## YOUR INSTRUCTIONS
Make the copy match the entries below exactly, with no pictures carried over.

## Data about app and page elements
----------

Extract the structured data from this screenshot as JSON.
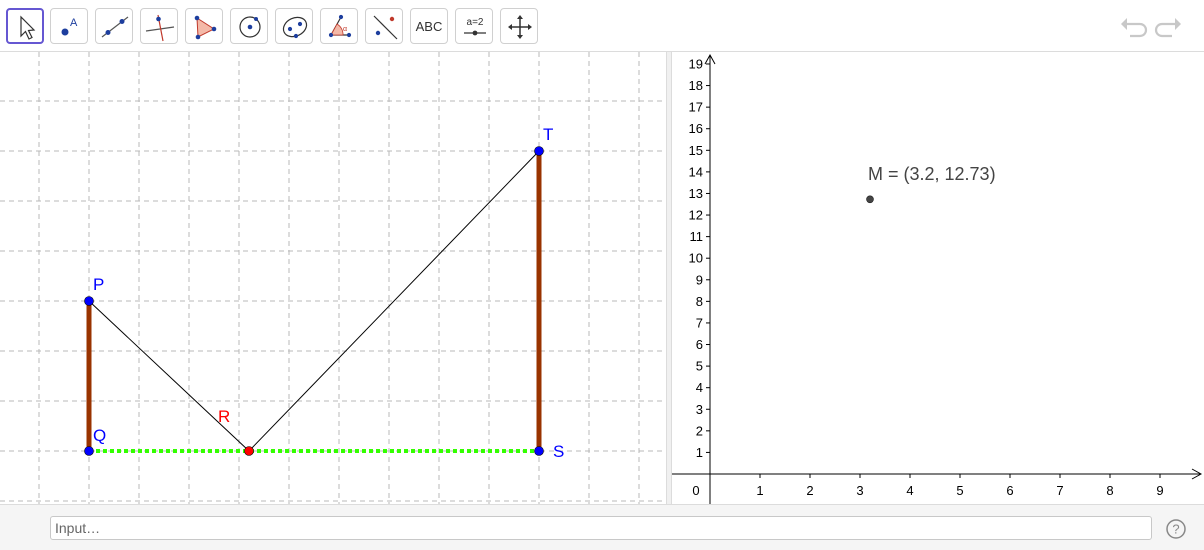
{
  "toolbar": {
    "tools": [
      {
        "name": "move-tool",
        "icon": "arrow-cursor-icon"
      },
      {
        "name": "point-tool",
        "icon": "point-icon"
      },
      {
        "name": "line-tool",
        "icon": "line-through-points-icon"
      },
      {
        "name": "perpendicular-line-tool",
        "icon": "perpendicular-line-icon"
      },
      {
        "name": "polygon-tool",
        "icon": "polygon-icon"
      },
      {
        "name": "circle-center-point-tool",
        "icon": "circle-center-icon"
      },
      {
        "name": "ellipse-tool",
        "icon": "ellipse-icon"
      },
      {
        "name": "angle-tool",
        "icon": "angle-icon"
      },
      {
        "name": "reflect-tool",
        "icon": "reflect-about-line-icon"
      },
      {
        "name": "text-tool",
        "label": "ABC"
      },
      {
        "name": "slider-tool",
        "label": "a=2"
      },
      {
        "name": "move-graphics-view-tool",
        "icon": "move-cross-arrows-icon"
      }
    ],
    "undo_icon": "undo-icon",
    "redo_icon": "redo-icon"
  },
  "graphics": {
    "points": [
      {
        "label": "P",
        "color": "#0000ff"
      },
      {
        "label": "Q",
        "color": "#0000ff"
      },
      {
        "label": "R",
        "color": "#ff0000"
      },
      {
        "label": "S",
        "color": "#0000ff"
      },
      {
        "label": "T",
        "color": "#0000ff"
      }
    ],
    "segment_color": "#993300",
    "dotted_color": "#33ff00"
  },
  "graphics2": {
    "point_label": "M = (3.2, 12.73)",
    "point": {
      "x": 3.2,
      "y": 12.73
    },
    "x_ticks": [
      "0",
      "1",
      "2",
      "3",
      "4",
      "5",
      "6",
      "7",
      "8",
      "9"
    ],
    "y_ticks": [
      "1",
      "2",
      "3",
      "4",
      "5",
      "6",
      "7",
      "8",
      "9",
      "10",
      "11",
      "12",
      "13",
      "14",
      "15",
      "16",
      "17",
      "18",
      "19"
    ]
  },
  "input_bar": {
    "placeholder": "Input…",
    "help_icon": "help-question-icon"
  }
}
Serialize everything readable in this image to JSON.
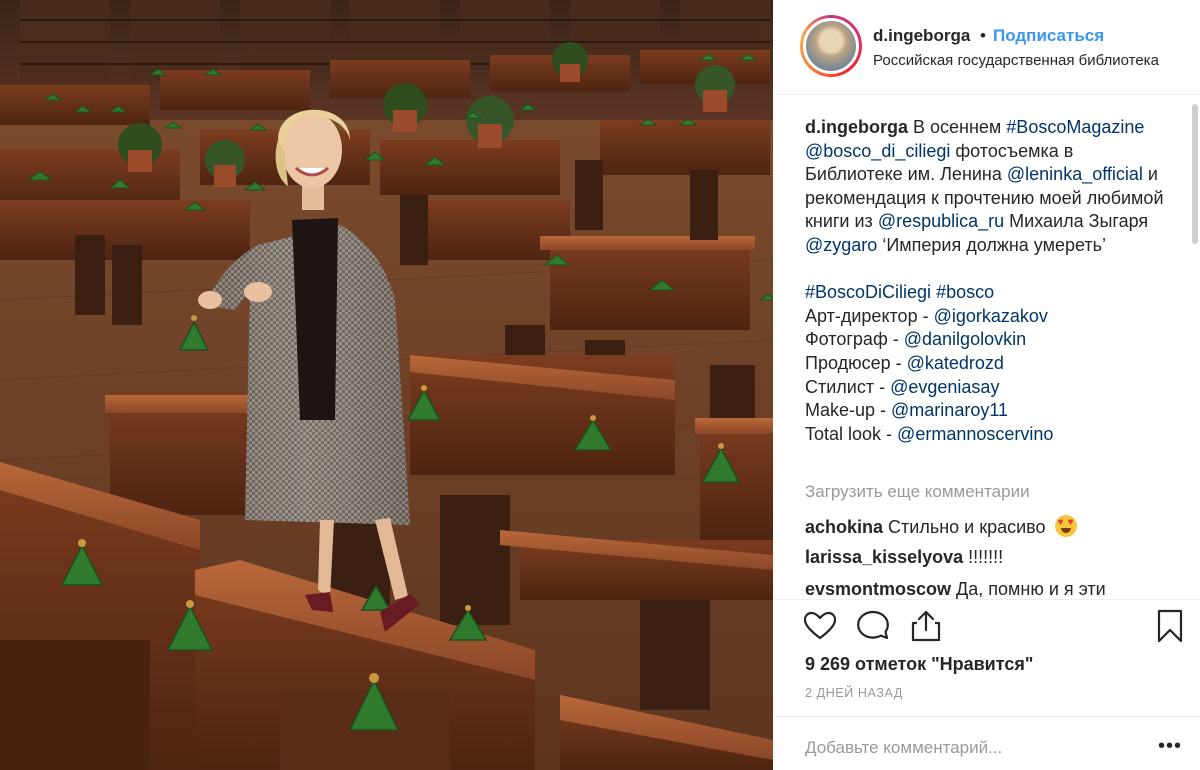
{
  "post": {
    "image_alt": "Фото в читальном зале"
  },
  "header": {
    "username": "d.ingeborga",
    "separator": "•",
    "follow_label": "Подписаться",
    "location": "Российская государственная библиотека"
  },
  "caption": {
    "username": "d.ingeborga",
    "parts": {
      "p1": " В осеннем ",
      "h1": "#BoscoMagazine",
      "m1": "@bosco_di_ciliegi",
      "p2": " фотосъемка в Библиотеке им. Ленина ",
      "m2": "@leninka_official",
      "p3": " и рекомендация к прочтению моей любимой книги из ",
      "m3": "@respublica_ru",
      "p4": " Михаила Зыгаря ",
      "m4": "@zygaro",
      "p5": " ‘Империя должна умереть’",
      "h2": "#BoscoDiCiliegi",
      "h3": "#bosco",
      "art_label": "Арт-директор - ",
      "art_handle": "@igorkazakov",
      "photo_label": "Фотограф - ",
      "photo_handle": "@danilgolovkin",
      "prod_label": "Продюсер - ",
      "prod_handle": "@katedrozd",
      "style_label": "Стилист - ",
      "style_handle": "@evgeniasay",
      "makeup_label": "Make-up - ",
      "makeup_handle": "@marinaroy11",
      "look_label": "Total look - ",
      "look_handle": "@ermannoscervino"
    }
  },
  "load_more": "Загрузить еще комментарии",
  "comments": [
    {
      "username": "achokina",
      "text": " Стильно и красиво ",
      "emoji": "heart-eyes-emoji"
    },
    {
      "username": "larissa_kisselyova",
      "text": " !!!!!!!"
    },
    {
      "username": "evsmontmoscow",
      "text": " Да, помню и я эти"
    }
  ],
  "actions": {
    "like_icon": "heart-icon",
    "comment_icon": "comment-bubble-icon",
    "share_icon": "share-icon",
    "save_icon": "bookmark-icon"
  },
  "likes_text": "9 269 отметок \"Нравится\"",
  "timestamp": "2 ДНЕЙ НАЗАД",
  "add_comment": {
    "placeholder": "Добавьте комментарий...",
    "more_label": "•••"
  },
  "colors": {
    "link": "#003569",
    "follow": "#3897f0",
    "muted": "#999999",
    "text": "#262626"
  }
}
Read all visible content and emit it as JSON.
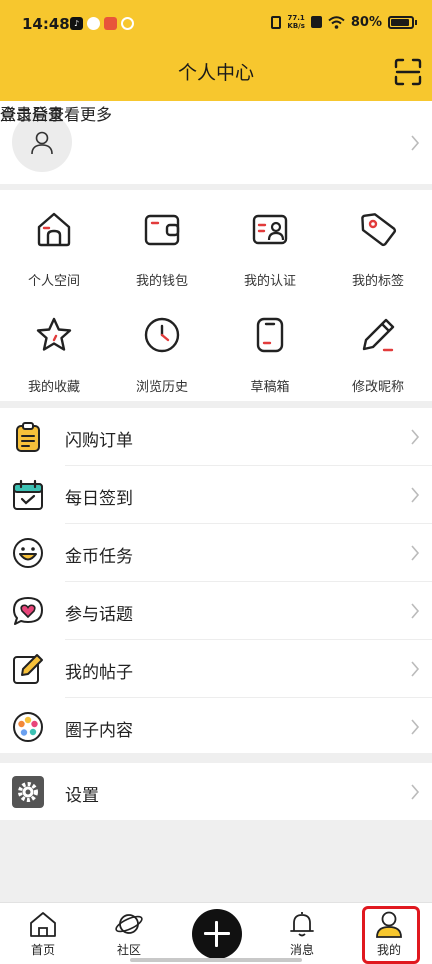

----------

## TASK ANSWER
Extract the structured data from this screenshot as JSON.
{
  "toolbar": {
    "tools": [
      {
        "name": "move-tool",
        "icon": "arrow-cursor-icon"
      },
      {
        "name": "point-tool",
        "icon": "point-icon"
      },
      {
        "name": "line-tool",
        "icon": "line-through-points-icon"
      },
      {
        "name": "perpendicular-line-tool",
        "icon": "perpendicular-line-icon"
      },
      {
        "name": "polygon-tool",
        "icon": "polygon-icon"
      },
      {
        "name": "circle-center-point-tool",
        "icon": "circle-center-icon"
      },
      {
        "name": "ellipse-tool",
        "icon": "ellipse-icon"
      },
      {
        "name": "angle-tool",
        "icon": "angle-icon"
      },
      {
        "name": "reflect-tool",
        "icon": "reflect-about-line-icon"
      },
      {
        "name": "text-tool",
        "label": "ABC"
      },
      {
        "name": "slider-tool",
        "label": "a=2"
      },
      {
        "name": "move-graphics-view-tool",
        "icon": "move-cross-arrows-icon"
      }
    ],
    "undo_icon": "undo-icon",
    "redo_icon": "redo-icon"
  },
  "graphics": {
    "points": [
      {
        "label": "P",
        "color": "#0000ff"
      },
      {
        "label": "Q",
        "color": "#0000ff"
      },
      {
        "label": "R",
        "color": "#ff0000"
      },
      {
        "label": "S",
        "color": "#0000ff"
      },
      {
        "label": "T",
        "color": "#0000ff"
      }
    ],
    "segment_color": "#993300",
    "dotted_color": "#33ff00"
  },
  "graphics2": {
    "point_label": "M = (3.2, 12.73)",
    "point": {
      "x": 3.2,
      "y": 12.73
    },
    "x_ticks": [
      "0",
      "1",
      "2",
      "3",
      "4",
      "5",
      "6",
      "7",
      "8",
      "9"
    ],
    "y_ticks": [
      "1",
      "2",
      "3",
      "4",
      "5",
      "6",
      "7",
      "8",
      "9",
      "10",
      "11",
      "12",
      "13",
      "14",
      "15",
      "16",
      "17",
      "18",
      "19"
    ]
  },
  "input_bar": {
    "placeholder": "Input…",
    "help_icon": "help-question-icon"
  }
}
Serialize everything readable in this image to JSON.
{
  "post": {
    "image_alt": "Фото в читальном зале"
  },
  "header": {
    "username": "d.ingeborga",
    "separator": "•",
    "follow_label": "Подписаться",
    "location": "Российская государственная библиотека"
  },
  "caption": {
    "username": "d.ingeborga",
    "parts": {
      "p1": " В осеннем ",
      "h1": "#BoscoMagazine",
      "m1": "@bosco_di_ciliegi",
      "p2": " фотосъемка в Библиотеке им. Ленина ",
      "m2": "@leninka_official",
      "p3": " и рекомендация к прочтению моей любимой книги из ",
      "m3": "@respublica_ru",
      "p4": " Михаила Зыгаря ",
      "m4": "@zygaro",
      "p5": " ‘Империя должна умереть’",
      "h2": "#BoscoDiCiliegi",
      "h3": "#bosco",
      "art_label": "Арт-директор - ",
      "art_handle": "@igorkazakov",
      "photo_label": "Фотограф - ",
      "photo_handle": "@danilgolovkin",
      "prod_label": "Продюсер - ",
      "prod_handle": "@katedrozd",
      "style_label": "Стилист - ",
      "style_handle": "@evgeniasay",
      "makeup_label": "Make-up - ",
      "makeup_handle": "@marinaroy11",
      "look_label": "Total look - ",
      "look_handle": "@ermannoscervino"
    }
  },
  "load_more": "Загрузить еще комментарии",
  "comments": [
    {
      "username": "achokina",
      "text": " Стильно и красиво ",
      "emoji": "heart-eyes-emoji"
    },
    {
      "username": "larissa_kisselyova",
      "text": " !!!!!!!"
    },
    {
      "username": "evsmontmoscow",
      "text": " Да, помню и я эти"
    }
  ],
  "actions": {
    "like_icon": "heart-icon",
    "comment_icon": "comment-bubble-icon",
    "share_icon": "share-icon",
    "save_icon": "bookmark-icon"
  },
  "likes_text": "9 269 отметок \"Нравится\"",
  "timestamp": "2 ДНЕЙ НАЗАД",
  "add_comment": {
    "placeholder": "Добавьте комментарий...",
    "more_label": "•••"
  },
  "colors": {
    "link": "#003569",
    "follow": "#3897f0",
    "muted": "#999999",
    "text": "#262626"
  }
}
Read all visible content and emit it as JSON.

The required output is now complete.